In the background of increasing competition between trauma centers, this study investigated the relative reimbursement of trauma care provided in an urban trauma setting, comparing patients previously unknown (new) to the system, representing potential sources of new revenue, and those who were known (established), having received medical care previously in the same system.
A retrospective review of 440 patients with high-energy fractures at a single level 1 trauma center was conducted. Payment to charge (P/C) ratios for professional and facilities services within 6 months of injury were calculated.
Mean professional charges per patient were $35,522 and $30,639 (P
= 0.11), between new and established patients, respectively, whereas mean professional payments were statistically different, $7,894 and $4,365 (P
< 0.001). Mean differences in P/C for facilities payments for new and established patients were not statistically significant, but professional P/C was higher in new patients (P

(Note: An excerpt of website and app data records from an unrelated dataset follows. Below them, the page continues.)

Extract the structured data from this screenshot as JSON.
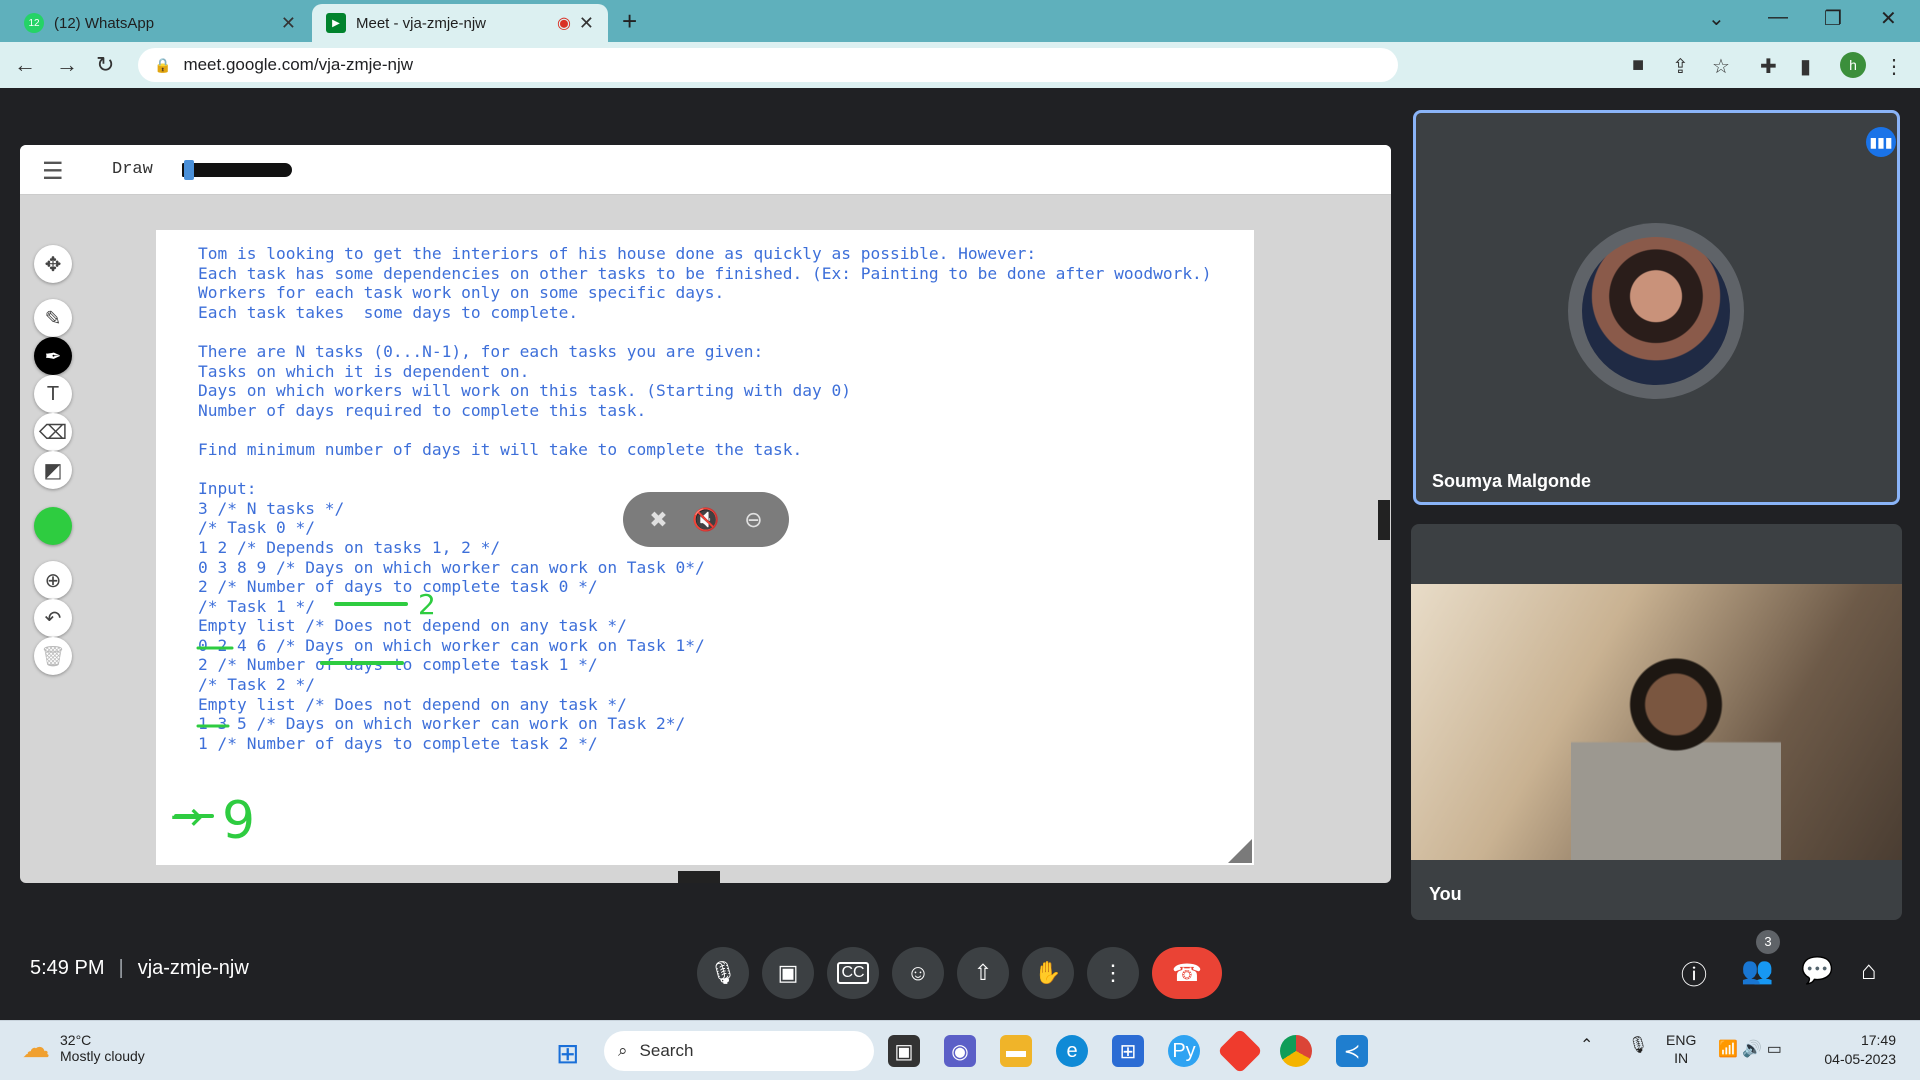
{
  "browser": {
    "tabs": [
      {
        "title": "(12) WhatsApp",
        "icon": "whatsapp-icon",
        "badge": "12"
      },
      {
        "title": "Meet - vja-zmje-njw",
        "icon": "google-meet-icon",
        "recording": true
      }
    ],
    "url": "meet.google.com/vja-zmje-njw",
    "profile_initial": "h"
  },
  "jamboard": {
    "mode_label": "Draw",
    "problem_lines": [
      "Tom is looking to get the interiors of his house done as quickly as possible. However:",
      "Each task has some dependencies on other tasks to be finished. (Ex: Painting to be done after woodwork.)",
      "Workers for each task work only on some specific days.",
      "Each task takes  some days to complete.",
      "",
      "There are N tasks (0...N-1), for each tasks you are given:",
      "Tasks on which it is dependent on.",
      "Days on which workers will work on this task. (Starting with day 0)",
      "Number of days required to complete this task.",
      "",
      "Find minimum number of days it will take to complete the task.",
      "",
      "Input:",
      "3 /* N tasks */",
      "/* Task 0 */",
      "1 2 /* Depends on tasks 1, 2 */",
      "0 3 8 9 /* Days on which worker can work on Task 0*/",
      "2 /* Number of days to complete task 0 */",
      "/* Task 1 */",
      "Empty list /* Does not depend on any task */",
      "0 2 4 6 /* Days on which worker can work on Task 1*/",
      "2 /* Number of days to complete task 1 */",
      "/* Task 2 */",
      "Empty list /* Does not depend on any task */",
      "1 3 5 /* Days on which worker can work on Task 2*/",
      "1 /* Number of days to complete task 2 */"
    ],
    "handwriting": {
      "task1_note": "2",
      "answer_arrow": "→",
      "answer_value": "9"
    },
    "pen_color": "#2ecc40",
    "text_color": "#3d6fd9"
  },
  "participants": [
    {
      "name": "Soumya Malgonde",
      "speaking": true
    },
    {
      "name": "You"
    }
  ],
  "meeting": {
    "time": "5:49 PM",
    "code": "vja-zmje-njw",
    "people_count": "3"
  },
  "taskbar": {
    "weather_temp": "32°C",
    "weather_desc": "Mostly cloudy",
    "search_label": "Search",
    "lang_line1": "ENG",
    "lang_line2": "IN",
    "clock_time": "17:49",
    "clock_date": "04-05-2023"
  }
}
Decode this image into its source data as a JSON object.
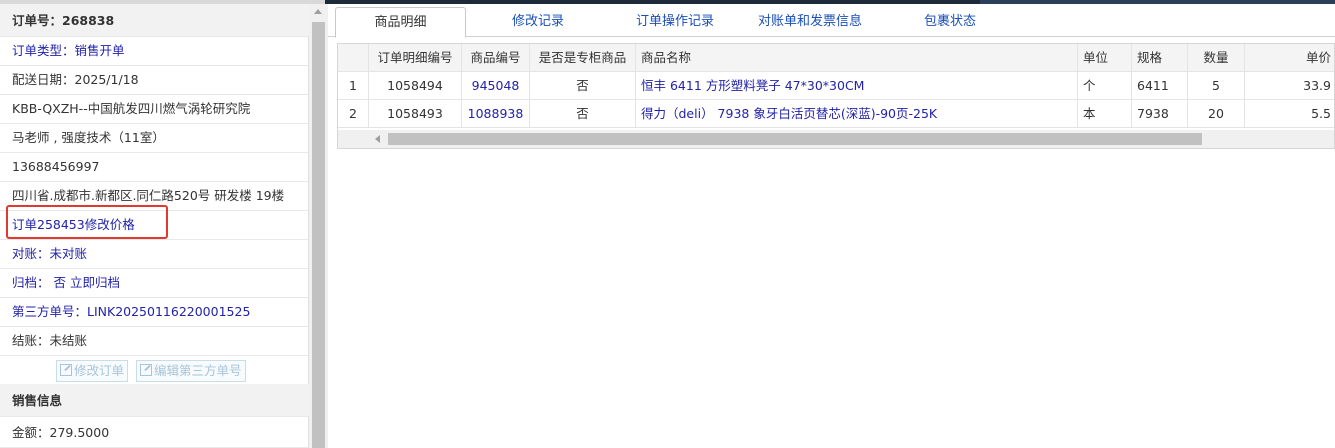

< 0.001), consistent with better insured patients.
Insurance companies reimburse for professional or facilities services with statistically different P/C ratios. Treating new patients at our institution likely benefits our institution by offering exposure to a more favorable payer mix and more complex patients.
Level of Evidence:
Retrospective level III